Does that count as laziness or lack of skill?  No, not necessarily; I tend to think that these instances point out fundamental problems in the narrative that can’t be papered over.  A demiurgical reading takes these things seriously as indicators that point back to problems that help you learn about the text.  My personal reference case is Mieville’s Iron Council, in which the nearly authorial execution of a character points back to the difficulty of either describing a successful socialism or allowing the socialism in the book to fail.  In this case, I’d guess that Littell seems to have the conflicting goals of damaging his character as much as possible and of making sure that he survives to tell his story.  (How many Germans really survived severe head wounds at Stalingrad?  That seems to me to be a good deal more improbable than anything else.)

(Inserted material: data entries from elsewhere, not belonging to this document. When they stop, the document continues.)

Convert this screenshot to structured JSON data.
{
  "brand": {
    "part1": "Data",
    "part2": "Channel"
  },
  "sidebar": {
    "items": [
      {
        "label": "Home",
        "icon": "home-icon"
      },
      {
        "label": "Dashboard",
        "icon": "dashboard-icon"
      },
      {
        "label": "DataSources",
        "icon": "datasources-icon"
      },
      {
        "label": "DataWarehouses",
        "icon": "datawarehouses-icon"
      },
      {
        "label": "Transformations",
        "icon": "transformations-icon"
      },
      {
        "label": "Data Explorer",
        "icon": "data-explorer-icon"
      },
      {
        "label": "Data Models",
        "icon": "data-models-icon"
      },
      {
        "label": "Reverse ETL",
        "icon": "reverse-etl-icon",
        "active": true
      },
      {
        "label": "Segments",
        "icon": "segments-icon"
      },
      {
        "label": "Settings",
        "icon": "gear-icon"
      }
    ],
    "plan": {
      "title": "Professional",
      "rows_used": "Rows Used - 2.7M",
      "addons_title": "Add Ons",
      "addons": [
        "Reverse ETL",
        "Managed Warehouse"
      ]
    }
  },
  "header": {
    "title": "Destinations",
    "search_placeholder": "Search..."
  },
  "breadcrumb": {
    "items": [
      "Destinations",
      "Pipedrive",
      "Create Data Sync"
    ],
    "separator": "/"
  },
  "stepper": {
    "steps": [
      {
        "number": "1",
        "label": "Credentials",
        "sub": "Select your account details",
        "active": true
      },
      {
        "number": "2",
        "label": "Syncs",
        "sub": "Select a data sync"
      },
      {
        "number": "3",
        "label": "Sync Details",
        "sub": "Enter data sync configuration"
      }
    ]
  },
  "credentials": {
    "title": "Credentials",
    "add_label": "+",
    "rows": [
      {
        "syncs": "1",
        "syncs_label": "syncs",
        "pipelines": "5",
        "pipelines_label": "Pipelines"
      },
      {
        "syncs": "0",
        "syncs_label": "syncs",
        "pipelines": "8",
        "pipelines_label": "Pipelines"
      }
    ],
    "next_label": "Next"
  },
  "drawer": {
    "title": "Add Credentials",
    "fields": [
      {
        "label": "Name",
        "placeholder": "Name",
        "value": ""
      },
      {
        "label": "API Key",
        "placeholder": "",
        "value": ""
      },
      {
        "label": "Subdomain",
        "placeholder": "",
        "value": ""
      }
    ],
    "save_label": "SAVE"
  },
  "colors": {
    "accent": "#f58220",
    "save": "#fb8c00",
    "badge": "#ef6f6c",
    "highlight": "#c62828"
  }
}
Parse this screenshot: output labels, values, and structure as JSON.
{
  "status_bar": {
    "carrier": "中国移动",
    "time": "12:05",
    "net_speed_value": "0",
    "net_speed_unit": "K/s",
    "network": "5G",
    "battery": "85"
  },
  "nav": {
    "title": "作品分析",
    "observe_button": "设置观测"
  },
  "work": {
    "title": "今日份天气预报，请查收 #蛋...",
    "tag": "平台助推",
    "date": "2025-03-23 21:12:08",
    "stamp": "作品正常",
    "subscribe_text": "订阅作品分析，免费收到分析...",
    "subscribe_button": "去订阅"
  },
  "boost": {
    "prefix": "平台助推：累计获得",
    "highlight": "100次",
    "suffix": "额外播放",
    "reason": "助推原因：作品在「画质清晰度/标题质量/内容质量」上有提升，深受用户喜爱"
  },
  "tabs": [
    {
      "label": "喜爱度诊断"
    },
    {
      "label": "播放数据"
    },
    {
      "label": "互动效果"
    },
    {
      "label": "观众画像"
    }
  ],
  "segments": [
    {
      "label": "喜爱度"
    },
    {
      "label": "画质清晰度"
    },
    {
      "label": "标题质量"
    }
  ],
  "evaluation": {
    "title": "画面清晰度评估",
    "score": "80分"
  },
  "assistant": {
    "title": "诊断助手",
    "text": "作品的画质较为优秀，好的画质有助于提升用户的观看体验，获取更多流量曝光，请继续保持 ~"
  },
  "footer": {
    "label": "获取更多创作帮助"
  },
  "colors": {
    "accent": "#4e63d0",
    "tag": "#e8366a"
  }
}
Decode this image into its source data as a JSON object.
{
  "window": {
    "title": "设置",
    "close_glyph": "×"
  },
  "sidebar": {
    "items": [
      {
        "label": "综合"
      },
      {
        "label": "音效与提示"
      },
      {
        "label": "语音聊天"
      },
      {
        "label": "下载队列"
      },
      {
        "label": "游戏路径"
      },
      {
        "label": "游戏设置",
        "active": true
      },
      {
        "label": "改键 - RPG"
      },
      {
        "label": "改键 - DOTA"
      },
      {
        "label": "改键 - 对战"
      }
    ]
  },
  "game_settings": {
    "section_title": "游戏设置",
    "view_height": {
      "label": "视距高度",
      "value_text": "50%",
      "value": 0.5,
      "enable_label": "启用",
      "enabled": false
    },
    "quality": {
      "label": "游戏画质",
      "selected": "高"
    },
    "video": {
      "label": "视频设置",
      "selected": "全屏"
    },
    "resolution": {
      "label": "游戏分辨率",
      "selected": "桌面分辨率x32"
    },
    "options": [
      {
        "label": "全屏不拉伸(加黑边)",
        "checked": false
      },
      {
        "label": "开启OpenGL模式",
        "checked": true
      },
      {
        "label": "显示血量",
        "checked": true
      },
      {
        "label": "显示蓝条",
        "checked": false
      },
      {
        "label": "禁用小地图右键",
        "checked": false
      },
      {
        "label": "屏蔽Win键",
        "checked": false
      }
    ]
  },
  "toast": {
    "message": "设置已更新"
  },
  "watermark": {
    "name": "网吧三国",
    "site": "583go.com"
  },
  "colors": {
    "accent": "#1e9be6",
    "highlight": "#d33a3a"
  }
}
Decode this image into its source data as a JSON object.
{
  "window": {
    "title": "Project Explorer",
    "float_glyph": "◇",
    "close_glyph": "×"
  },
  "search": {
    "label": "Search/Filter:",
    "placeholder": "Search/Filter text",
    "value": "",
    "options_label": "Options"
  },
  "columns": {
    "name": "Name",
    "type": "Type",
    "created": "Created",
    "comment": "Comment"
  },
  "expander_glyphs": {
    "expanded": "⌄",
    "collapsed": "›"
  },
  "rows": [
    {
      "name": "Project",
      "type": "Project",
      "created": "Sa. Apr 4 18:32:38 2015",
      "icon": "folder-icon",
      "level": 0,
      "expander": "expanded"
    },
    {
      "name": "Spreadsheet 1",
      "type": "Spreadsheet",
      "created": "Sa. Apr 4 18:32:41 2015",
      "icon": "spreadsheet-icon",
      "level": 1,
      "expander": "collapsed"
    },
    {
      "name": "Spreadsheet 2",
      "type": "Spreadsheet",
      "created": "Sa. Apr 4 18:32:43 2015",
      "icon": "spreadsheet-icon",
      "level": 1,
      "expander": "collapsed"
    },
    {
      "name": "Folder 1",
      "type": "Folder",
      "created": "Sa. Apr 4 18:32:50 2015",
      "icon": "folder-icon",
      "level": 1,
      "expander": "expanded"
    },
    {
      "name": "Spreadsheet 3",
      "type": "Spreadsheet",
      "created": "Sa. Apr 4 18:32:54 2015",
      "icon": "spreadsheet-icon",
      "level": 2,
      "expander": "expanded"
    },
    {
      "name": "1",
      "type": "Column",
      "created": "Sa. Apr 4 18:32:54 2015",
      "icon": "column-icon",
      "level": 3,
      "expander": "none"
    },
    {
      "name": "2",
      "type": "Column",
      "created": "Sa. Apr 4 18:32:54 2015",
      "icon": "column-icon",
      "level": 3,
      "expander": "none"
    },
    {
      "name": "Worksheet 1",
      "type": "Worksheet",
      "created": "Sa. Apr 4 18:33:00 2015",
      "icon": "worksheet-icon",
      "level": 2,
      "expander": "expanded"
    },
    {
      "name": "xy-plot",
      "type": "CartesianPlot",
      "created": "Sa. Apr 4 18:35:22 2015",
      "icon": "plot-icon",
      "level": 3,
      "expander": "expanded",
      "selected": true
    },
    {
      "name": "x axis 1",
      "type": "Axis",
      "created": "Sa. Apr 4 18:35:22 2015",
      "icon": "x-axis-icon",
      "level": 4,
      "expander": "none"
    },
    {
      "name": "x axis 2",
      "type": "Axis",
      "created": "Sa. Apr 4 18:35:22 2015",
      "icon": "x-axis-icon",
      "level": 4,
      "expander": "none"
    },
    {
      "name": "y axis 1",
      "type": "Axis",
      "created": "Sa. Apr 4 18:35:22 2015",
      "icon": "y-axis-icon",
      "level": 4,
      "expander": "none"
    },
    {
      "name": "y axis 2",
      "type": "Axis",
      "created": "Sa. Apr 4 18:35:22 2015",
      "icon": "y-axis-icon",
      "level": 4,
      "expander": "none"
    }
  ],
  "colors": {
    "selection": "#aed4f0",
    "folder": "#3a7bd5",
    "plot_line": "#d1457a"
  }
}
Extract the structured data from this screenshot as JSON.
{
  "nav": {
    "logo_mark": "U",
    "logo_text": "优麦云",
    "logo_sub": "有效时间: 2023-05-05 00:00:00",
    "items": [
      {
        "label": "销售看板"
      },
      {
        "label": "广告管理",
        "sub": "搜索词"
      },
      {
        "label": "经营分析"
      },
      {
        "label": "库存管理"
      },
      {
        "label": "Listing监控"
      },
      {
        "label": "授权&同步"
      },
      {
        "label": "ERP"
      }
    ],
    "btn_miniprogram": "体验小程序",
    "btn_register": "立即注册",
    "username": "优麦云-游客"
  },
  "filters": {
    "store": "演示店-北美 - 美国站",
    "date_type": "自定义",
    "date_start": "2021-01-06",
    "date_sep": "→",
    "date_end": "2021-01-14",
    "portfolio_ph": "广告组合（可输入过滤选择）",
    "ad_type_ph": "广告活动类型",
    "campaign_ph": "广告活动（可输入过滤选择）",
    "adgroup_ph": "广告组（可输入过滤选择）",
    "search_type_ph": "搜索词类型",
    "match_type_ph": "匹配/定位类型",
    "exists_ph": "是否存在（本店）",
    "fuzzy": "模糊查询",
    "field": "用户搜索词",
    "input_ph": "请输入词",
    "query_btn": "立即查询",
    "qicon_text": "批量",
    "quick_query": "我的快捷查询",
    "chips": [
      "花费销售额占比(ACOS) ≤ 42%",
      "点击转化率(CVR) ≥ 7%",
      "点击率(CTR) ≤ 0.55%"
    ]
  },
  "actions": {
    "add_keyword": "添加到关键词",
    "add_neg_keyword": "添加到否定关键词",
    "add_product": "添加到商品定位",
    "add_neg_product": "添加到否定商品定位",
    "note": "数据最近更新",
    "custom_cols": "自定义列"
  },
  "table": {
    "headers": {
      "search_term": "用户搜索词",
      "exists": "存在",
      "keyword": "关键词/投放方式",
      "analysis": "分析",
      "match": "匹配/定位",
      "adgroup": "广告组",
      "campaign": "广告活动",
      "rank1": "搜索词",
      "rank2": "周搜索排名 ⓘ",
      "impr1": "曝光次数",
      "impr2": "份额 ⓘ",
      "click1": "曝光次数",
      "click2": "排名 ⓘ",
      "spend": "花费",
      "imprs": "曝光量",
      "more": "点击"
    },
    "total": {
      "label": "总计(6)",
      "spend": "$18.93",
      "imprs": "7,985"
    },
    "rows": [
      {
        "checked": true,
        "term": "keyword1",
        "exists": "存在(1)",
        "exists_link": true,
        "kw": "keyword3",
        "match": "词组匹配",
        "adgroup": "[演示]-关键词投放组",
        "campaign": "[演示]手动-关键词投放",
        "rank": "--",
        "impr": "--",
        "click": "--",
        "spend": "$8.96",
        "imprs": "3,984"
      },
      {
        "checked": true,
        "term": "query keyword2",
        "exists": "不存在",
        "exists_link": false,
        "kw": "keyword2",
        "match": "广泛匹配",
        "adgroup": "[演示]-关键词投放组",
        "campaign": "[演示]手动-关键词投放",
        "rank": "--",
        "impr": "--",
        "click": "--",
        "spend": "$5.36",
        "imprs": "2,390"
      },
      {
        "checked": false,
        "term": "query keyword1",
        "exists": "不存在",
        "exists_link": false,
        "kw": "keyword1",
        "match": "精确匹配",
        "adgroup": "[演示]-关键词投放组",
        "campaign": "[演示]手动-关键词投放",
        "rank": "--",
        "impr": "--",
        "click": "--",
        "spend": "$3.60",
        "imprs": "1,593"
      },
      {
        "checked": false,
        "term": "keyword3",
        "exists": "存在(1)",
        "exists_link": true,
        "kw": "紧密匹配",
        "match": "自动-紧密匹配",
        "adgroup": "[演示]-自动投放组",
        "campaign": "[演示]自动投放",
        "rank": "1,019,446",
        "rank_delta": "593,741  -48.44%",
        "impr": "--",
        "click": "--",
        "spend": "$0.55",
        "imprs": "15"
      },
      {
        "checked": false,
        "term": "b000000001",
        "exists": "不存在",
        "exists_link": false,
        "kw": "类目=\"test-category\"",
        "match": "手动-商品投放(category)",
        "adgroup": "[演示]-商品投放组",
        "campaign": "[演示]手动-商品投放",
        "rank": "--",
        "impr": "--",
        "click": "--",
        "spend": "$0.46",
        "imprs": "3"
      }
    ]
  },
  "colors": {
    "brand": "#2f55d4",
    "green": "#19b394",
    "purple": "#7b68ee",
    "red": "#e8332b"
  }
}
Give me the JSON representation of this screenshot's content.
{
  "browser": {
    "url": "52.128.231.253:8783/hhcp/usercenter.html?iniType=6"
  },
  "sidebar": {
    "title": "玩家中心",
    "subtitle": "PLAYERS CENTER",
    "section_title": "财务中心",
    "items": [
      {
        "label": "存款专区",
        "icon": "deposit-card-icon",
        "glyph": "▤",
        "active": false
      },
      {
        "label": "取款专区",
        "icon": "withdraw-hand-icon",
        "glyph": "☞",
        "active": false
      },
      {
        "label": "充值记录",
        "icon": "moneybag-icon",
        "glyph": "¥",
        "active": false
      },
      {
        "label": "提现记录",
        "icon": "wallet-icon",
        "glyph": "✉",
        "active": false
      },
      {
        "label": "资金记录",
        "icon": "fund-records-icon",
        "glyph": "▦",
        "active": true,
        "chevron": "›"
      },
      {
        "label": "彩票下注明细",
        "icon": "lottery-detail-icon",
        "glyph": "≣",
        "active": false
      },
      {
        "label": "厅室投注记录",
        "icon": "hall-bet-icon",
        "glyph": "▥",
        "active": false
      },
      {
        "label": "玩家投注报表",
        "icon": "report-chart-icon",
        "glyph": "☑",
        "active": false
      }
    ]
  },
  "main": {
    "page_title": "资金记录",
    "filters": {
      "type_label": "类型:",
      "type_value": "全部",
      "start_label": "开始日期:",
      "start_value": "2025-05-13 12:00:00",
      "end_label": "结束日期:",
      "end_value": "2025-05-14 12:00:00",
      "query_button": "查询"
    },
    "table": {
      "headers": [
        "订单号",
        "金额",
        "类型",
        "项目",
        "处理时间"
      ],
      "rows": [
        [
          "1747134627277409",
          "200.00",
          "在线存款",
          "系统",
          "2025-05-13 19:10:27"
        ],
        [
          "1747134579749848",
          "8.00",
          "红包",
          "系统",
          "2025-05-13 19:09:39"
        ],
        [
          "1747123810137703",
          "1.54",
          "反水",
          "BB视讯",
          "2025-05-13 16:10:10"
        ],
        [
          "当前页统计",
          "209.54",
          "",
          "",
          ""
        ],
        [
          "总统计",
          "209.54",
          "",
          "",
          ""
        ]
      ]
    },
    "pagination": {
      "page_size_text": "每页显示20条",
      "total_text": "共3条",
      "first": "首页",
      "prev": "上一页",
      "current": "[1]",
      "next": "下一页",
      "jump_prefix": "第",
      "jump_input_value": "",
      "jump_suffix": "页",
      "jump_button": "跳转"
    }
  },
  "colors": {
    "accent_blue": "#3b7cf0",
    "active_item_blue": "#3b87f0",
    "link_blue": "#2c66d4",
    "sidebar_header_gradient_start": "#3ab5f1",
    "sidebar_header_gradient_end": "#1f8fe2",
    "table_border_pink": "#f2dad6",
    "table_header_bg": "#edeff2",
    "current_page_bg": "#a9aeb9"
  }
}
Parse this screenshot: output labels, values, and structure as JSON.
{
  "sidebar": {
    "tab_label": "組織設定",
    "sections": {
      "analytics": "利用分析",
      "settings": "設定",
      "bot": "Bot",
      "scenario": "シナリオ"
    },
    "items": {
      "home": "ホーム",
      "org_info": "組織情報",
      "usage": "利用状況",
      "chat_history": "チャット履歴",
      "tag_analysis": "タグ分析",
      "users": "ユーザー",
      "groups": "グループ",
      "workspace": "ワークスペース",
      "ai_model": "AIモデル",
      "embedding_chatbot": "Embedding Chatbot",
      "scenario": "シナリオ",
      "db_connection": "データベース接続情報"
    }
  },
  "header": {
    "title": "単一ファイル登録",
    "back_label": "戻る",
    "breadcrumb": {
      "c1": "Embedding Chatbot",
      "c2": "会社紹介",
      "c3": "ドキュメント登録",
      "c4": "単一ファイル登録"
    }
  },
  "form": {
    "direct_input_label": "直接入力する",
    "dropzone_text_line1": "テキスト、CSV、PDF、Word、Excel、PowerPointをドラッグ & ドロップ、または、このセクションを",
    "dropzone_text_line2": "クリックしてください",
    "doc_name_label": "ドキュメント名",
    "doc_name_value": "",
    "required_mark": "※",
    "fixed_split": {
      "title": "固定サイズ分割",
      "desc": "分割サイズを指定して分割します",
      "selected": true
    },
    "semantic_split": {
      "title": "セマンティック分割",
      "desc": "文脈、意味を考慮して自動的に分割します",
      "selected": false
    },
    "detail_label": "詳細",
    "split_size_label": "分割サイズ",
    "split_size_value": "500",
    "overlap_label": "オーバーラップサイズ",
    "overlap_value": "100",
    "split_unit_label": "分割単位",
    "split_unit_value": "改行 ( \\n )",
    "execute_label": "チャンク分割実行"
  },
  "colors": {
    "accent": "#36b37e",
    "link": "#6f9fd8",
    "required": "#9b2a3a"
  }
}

The E.R. Burroughs link might be good in that regard, actually.  A Burroughs Martian story is, among other things, a narrative about someone who gets shot at quite an unreasonable number of times and somehow survives to tell about it.  John Carter, Burroughs’ main Barsoomian hero, was supposed to have been a captain in the Southern army in the U.S. Civil War, and therefore in a hidden way occupies a somewhat analogous position.  A good deal of the described absurdity of Aue strikes me as a broad way of ironizing the heroic narrative (i.e. instead of plotting to assassinate Hitler, he bites his nose).

By on 04/08/09 at 04:51 PM | Permanent link to this comment

I’ve been reading the Kindly Ones, and I can’t say I have a great knowledge of the Holocaust (I’m a highschool student) and I’m just taking the book as it is; not being quite so history-savvy I’m finding it to be a very good character study, and generally, a pretty interesting story. I’ve grown rather sympathetic towards the Max character (as much as one can attempt to identify with such a personality, I’ve attempted, and I don’t hate him as much as I first did.)
The actual reading of the book has been the uphill climb for me, the endlessly detailed (almost overtly boastful of all the research the author’s done, hmm) descriptions of the inner workings of the SS et al were gratuitous and at times, quite dull.
Aside from that, it’s interesting, and I’ll be persevering. Even the less enthusiastic reviewers have to admit that the book is beautifully written.

The Kindly Ones is just what I need to detox from all that ‘Twilight’ by Stephanie Meyer rubbish that the rest of the teen population is feeding off of.

Over and out.

end note: The Hitler-nose-biting-thing. Brilliant. Not sure if it is meant to be serious, it had me laughing though. Honestly.

By on 06/09/09 at 08:59 AM | Permanent link to this comment

Add a comment:

Name:
Email:
Location:
URL:

 

Remember my personal information

Notify me of follow-up comments?

Please enter the word you see in the image below: